- **WHAT TO DO**
For each line of the listing that holds "this", show the full line.

- **LISTED ENTRIES**
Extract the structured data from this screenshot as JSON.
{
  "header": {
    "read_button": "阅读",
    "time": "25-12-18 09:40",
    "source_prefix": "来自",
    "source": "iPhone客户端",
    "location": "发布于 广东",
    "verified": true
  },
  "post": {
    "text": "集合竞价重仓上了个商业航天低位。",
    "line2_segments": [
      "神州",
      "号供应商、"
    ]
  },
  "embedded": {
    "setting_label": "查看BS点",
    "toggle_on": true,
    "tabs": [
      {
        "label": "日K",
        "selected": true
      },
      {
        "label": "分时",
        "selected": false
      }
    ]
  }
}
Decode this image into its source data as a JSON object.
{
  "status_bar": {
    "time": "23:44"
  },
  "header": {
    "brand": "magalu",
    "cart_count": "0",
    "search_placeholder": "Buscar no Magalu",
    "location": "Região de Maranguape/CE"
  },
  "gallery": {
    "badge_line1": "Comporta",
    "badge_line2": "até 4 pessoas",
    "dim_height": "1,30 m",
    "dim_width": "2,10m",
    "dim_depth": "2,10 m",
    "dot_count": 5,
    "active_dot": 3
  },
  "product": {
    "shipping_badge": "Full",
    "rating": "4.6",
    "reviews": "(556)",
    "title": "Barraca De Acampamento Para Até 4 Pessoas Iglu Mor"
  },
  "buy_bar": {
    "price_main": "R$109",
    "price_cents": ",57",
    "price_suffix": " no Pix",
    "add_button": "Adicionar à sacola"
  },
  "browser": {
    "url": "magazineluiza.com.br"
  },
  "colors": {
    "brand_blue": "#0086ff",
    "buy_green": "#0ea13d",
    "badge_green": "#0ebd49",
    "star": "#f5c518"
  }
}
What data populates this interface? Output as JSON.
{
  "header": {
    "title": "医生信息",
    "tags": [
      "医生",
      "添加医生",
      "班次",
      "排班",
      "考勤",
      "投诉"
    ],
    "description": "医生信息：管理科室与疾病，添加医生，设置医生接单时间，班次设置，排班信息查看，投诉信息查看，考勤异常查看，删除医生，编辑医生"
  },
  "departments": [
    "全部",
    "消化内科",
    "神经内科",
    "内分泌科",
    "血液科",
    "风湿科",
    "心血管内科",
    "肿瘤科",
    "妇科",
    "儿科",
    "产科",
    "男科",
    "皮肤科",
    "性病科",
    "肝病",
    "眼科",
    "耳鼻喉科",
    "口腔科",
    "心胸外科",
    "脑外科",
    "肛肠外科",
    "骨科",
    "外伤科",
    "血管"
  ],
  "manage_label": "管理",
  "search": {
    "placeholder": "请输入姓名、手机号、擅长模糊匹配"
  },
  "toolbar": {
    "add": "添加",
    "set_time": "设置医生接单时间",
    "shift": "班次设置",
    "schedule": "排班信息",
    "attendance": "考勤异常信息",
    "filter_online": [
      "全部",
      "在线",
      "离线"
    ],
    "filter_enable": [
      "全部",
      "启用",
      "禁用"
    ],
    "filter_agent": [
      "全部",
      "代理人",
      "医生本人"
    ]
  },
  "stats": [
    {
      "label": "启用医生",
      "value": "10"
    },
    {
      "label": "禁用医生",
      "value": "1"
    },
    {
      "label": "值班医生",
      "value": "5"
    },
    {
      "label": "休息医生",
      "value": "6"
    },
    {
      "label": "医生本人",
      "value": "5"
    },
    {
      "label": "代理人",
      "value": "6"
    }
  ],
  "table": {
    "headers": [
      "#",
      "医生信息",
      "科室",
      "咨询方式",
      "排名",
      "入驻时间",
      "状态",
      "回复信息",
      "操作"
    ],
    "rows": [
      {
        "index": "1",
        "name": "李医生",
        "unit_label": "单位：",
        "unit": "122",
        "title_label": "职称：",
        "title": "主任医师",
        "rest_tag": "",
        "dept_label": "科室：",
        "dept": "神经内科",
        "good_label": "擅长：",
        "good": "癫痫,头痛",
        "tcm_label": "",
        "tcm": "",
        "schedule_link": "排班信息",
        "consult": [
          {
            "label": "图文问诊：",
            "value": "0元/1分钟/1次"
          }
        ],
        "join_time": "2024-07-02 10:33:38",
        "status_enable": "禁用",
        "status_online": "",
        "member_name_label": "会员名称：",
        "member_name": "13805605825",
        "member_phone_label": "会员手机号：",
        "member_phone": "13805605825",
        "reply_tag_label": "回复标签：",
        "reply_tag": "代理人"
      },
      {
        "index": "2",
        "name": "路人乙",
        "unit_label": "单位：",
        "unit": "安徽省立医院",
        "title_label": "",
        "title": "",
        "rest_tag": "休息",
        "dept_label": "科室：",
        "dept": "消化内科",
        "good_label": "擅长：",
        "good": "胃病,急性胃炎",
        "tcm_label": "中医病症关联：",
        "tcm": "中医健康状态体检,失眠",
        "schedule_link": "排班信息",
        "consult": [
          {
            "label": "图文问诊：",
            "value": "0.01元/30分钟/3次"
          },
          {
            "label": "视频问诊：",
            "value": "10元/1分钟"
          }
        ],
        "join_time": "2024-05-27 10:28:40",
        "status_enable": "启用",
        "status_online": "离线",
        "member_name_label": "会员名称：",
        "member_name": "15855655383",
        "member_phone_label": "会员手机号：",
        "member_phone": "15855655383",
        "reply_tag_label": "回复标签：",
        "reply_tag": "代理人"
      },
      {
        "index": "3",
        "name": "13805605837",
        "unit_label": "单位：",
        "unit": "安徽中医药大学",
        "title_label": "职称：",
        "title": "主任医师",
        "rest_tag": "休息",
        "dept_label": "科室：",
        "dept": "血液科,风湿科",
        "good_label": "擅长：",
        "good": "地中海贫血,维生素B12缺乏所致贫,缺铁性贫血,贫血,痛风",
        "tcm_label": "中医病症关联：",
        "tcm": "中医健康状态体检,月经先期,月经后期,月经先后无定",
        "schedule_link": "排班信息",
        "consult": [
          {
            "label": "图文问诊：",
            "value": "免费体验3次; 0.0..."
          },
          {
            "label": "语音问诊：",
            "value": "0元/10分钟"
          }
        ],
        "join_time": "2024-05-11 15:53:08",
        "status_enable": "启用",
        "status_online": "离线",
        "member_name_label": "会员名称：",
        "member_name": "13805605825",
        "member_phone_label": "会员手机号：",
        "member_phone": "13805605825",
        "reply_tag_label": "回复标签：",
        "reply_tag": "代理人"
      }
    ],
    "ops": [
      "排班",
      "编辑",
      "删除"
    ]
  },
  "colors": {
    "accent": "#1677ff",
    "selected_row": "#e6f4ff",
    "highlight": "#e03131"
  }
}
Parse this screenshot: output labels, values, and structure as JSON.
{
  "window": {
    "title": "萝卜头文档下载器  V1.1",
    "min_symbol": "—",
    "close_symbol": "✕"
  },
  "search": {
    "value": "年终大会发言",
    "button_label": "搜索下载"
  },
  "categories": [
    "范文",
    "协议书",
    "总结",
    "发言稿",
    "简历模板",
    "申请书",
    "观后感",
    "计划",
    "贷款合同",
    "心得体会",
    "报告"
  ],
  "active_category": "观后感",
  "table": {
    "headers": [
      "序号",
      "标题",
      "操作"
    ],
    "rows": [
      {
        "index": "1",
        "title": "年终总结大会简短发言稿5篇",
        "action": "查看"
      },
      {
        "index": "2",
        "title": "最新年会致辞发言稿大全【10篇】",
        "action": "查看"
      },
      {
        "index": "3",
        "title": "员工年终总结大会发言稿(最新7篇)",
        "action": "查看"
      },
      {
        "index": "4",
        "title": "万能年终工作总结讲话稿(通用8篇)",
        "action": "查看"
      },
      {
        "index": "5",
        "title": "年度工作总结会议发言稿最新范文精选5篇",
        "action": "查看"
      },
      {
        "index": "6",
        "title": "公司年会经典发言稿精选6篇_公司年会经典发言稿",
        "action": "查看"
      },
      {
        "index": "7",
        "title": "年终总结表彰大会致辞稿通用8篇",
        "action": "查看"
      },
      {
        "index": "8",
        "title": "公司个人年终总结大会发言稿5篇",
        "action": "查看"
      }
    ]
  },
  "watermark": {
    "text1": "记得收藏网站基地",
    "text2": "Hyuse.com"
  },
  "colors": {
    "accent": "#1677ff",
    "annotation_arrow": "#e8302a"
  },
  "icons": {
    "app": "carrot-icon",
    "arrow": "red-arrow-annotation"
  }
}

- **OUTPUT**
Extract the structured data from this screenshot as JSON.
Decode this image into its source data as a JSON object.
What data populates this interface? Output as JSON.
Parse this screenshot: output labels, values, and structure as JSON.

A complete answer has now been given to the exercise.